There are several techniques and philosophies that govern horse training and this depends significantly upon the kind of horse, its temperament and personality and the purpose for which you are training it.

Horses can be pushy, head strong, shy or spooky and have to be trained keeping their basic personality in mind. Training young horses can be tricky because some horse owners believe that young ones should only be given the basic halter training and feet handling while allowing them to follow the herd in the first two or three years of their life.

Several other owners prefer to train their horses right from birth as this will help lay the foundation for a fruitful partnership between trainer and horse. One of the ground rules for training a young horse is to never be harsh or use a stick or switch on the horse.

This will only make it more fearful and learning from fear does not build a good relationship between the animal and its trainer. Safety is extremely important while training a horse since they are much larger and stronger than humans and may inadvertently hurt their trainers.

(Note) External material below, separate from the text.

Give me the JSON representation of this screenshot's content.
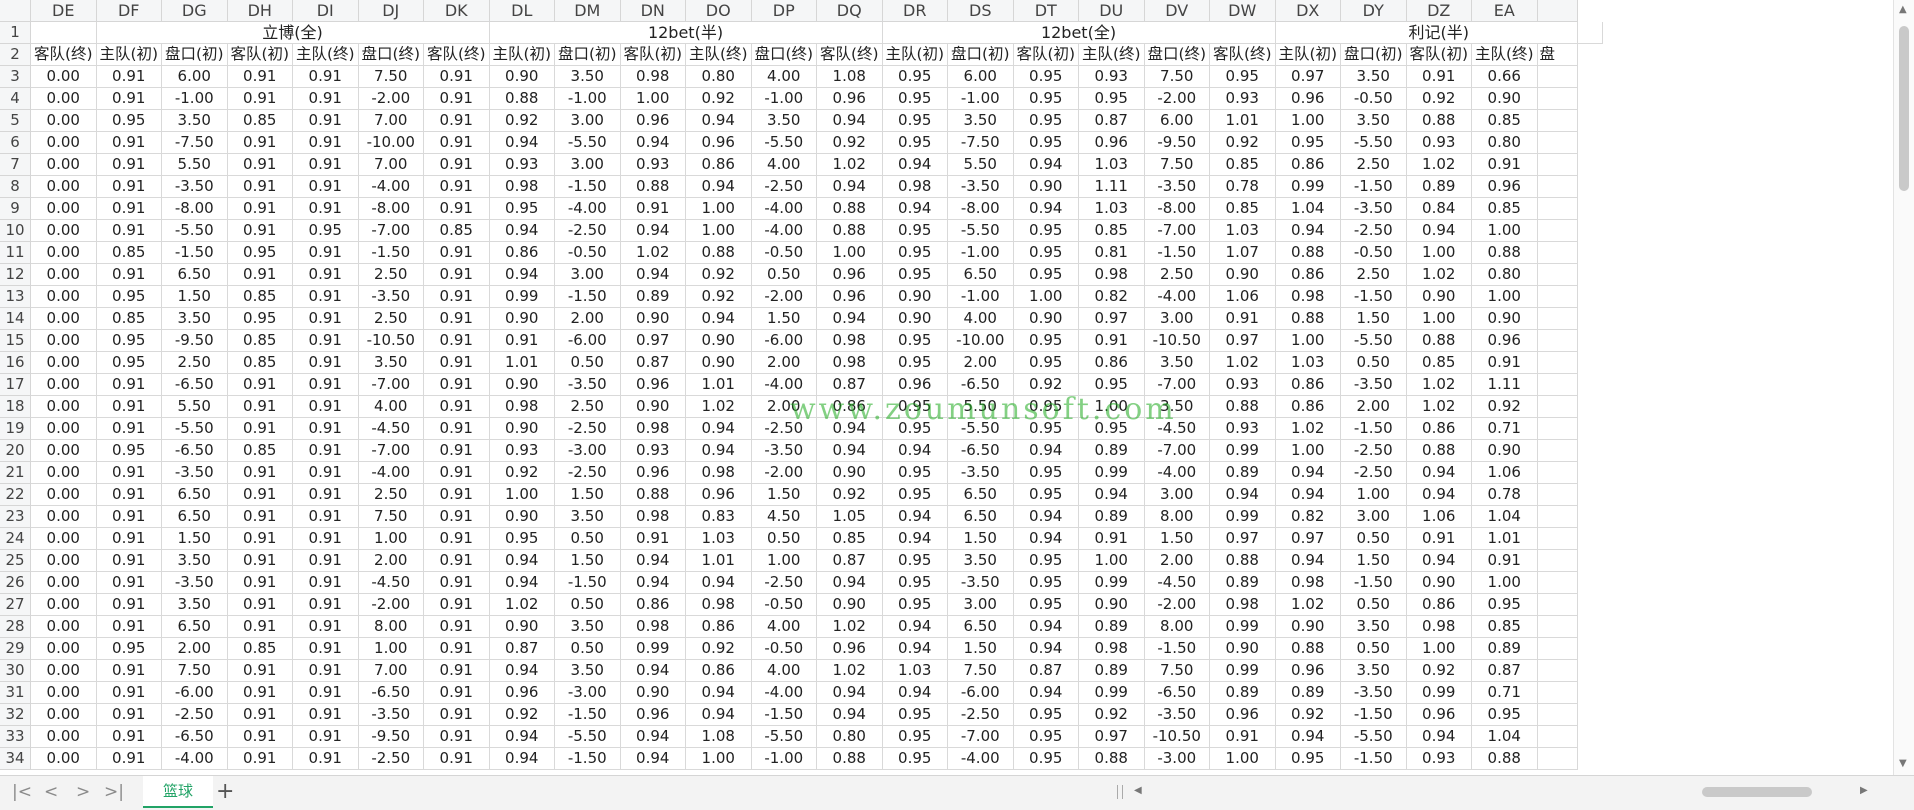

Clicker training is now one of the most popular methods which involve using a clicker or simply clicking your tongue to signify that the horse has performed the right action. This can be followed by a reward which signals to the horse that it has done right. The reward can be a sliver of carrot, a slice of apple or even a cube of sugar. Within a few months of its birth, it can be introduced to its halter and be taught to follow when led, stand tied and remain calm. This is important as it will have to be calm for the multitude of vaccinations and de-worming doses it will have to go through as an adult. It would be advisable to get it accustomed to motor vehicles and other people at a young age as a horse that goes into panic can be a dangerous animal. Some trainers believe that beginning minor training while it is still feeding from its mother will strengthen its bond with its trainer and make the weaning process easier as well. Allowing the horse a free run for its first two to three years of life and then training it can be risky for its owner as the animal has become extremely strong and willful.

  Submitted on May 20, 2010